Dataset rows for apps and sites
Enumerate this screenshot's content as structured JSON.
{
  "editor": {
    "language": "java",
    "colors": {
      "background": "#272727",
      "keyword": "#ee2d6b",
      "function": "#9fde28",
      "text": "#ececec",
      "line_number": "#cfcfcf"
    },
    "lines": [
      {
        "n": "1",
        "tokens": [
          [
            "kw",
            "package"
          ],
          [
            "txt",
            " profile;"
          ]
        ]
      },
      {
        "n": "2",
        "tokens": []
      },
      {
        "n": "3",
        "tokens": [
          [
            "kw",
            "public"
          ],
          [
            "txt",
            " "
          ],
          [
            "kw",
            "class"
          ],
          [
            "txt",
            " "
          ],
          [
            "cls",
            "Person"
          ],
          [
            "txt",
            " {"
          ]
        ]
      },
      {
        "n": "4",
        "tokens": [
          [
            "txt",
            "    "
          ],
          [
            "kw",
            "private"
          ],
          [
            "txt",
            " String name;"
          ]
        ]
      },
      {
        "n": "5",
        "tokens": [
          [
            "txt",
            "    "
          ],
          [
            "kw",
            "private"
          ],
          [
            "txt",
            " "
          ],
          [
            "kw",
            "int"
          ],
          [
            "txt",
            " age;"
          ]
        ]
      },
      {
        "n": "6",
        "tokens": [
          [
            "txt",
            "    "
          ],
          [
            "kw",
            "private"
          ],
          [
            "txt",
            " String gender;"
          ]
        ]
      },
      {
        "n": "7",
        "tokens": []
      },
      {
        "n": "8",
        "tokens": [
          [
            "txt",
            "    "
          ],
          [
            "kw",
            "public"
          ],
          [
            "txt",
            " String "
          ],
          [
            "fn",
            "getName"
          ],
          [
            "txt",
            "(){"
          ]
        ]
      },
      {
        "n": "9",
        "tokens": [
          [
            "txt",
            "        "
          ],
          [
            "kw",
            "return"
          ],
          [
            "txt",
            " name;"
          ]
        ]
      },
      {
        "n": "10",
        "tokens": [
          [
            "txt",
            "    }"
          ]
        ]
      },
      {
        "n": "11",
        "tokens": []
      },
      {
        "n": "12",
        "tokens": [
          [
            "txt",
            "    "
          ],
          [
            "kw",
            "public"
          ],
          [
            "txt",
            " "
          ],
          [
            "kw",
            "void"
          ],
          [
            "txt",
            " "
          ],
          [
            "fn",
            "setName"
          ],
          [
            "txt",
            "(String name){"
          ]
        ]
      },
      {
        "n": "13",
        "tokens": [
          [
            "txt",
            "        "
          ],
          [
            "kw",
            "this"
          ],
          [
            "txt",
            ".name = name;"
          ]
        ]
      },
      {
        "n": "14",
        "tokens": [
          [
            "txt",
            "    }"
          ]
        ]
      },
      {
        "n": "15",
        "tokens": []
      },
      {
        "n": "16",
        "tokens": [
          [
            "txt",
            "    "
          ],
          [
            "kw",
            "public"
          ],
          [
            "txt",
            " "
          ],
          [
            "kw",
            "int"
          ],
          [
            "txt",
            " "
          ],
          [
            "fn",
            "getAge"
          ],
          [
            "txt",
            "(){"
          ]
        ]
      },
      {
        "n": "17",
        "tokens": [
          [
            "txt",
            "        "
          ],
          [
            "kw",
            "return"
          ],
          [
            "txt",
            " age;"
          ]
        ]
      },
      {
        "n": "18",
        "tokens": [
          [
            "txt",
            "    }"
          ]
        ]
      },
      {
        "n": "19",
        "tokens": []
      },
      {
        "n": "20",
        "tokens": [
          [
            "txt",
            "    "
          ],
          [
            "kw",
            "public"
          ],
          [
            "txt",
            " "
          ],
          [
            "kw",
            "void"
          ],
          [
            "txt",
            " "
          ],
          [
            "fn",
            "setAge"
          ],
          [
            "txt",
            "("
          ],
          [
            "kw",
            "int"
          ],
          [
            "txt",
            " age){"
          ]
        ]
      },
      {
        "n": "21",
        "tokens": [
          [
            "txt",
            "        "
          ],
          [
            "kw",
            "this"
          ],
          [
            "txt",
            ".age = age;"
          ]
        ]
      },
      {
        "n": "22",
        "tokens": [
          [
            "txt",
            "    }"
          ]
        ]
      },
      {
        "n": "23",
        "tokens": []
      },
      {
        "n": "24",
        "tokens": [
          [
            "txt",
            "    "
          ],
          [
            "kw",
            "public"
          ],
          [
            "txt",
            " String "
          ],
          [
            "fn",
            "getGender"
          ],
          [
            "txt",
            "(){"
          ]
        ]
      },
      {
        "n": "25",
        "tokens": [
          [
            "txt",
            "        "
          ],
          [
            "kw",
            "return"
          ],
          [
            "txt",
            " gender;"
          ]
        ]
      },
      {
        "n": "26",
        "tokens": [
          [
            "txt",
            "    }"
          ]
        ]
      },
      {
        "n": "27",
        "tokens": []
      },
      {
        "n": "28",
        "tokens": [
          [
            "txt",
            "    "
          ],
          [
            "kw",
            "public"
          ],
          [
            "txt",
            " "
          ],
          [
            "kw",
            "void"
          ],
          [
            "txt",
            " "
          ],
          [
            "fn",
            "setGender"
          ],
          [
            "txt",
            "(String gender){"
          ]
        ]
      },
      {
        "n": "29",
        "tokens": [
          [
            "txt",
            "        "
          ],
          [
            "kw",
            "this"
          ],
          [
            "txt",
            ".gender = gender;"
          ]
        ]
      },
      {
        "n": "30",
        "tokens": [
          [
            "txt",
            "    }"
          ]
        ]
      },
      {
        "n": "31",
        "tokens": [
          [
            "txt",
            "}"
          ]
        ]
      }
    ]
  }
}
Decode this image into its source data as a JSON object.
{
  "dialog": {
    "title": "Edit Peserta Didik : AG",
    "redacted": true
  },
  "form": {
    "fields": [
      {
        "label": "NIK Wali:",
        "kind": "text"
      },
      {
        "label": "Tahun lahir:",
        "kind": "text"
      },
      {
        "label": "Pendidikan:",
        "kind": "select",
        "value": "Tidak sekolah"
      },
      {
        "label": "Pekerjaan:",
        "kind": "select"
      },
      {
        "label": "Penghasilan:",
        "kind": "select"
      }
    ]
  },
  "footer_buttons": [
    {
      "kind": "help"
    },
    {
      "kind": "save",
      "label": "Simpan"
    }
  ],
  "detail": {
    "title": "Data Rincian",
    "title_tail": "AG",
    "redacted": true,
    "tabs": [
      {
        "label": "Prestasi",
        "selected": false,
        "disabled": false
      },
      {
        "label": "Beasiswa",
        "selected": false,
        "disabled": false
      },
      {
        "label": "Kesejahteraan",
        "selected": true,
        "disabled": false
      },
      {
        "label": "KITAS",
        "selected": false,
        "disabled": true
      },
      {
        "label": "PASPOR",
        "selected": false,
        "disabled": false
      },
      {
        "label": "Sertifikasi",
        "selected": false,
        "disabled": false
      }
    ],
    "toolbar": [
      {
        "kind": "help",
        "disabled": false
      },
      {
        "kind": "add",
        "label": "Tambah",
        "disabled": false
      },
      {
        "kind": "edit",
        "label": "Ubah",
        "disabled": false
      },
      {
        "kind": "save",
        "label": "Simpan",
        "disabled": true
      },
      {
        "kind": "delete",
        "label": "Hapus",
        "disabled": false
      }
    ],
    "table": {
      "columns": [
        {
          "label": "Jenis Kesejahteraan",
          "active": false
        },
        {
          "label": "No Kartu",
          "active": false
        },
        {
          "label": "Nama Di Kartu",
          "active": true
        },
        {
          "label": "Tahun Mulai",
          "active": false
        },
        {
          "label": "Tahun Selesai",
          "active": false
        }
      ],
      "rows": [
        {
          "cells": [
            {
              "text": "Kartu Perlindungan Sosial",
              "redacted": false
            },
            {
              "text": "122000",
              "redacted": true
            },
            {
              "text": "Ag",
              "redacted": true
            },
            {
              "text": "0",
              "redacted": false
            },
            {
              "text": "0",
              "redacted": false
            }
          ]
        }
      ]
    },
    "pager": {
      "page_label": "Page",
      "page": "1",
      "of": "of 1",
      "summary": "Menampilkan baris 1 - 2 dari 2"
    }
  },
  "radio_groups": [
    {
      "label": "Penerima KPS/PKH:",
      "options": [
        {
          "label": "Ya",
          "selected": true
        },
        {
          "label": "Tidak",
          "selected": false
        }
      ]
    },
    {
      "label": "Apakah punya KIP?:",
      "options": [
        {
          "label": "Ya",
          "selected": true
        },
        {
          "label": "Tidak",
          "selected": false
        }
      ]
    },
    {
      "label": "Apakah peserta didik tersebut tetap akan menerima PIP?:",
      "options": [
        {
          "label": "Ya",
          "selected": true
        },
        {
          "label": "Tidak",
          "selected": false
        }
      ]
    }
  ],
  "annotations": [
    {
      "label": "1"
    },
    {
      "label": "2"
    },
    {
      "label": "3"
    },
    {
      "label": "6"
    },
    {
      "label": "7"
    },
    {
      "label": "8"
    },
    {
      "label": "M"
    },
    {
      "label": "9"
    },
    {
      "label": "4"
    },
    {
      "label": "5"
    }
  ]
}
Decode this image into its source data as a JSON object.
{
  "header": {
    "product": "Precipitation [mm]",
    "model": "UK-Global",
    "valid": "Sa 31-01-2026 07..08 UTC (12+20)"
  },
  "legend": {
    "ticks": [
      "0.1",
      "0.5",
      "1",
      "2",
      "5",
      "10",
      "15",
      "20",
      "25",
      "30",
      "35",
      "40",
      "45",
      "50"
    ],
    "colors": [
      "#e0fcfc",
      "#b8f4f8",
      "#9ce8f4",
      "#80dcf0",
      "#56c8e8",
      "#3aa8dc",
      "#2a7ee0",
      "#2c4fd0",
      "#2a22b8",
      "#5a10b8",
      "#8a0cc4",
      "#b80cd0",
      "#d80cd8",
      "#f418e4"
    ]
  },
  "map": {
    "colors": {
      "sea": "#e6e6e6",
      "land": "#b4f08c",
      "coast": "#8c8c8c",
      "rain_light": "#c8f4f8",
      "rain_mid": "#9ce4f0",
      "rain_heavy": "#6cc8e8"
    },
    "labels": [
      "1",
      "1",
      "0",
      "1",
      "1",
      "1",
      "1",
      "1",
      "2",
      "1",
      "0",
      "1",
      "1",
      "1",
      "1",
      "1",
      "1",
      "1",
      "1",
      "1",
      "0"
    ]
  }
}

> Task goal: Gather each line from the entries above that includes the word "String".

> Exercise response:
            " String name;"
            " String gender;"
            " String "
            "(String name){"
            " String "
            "(String gender){"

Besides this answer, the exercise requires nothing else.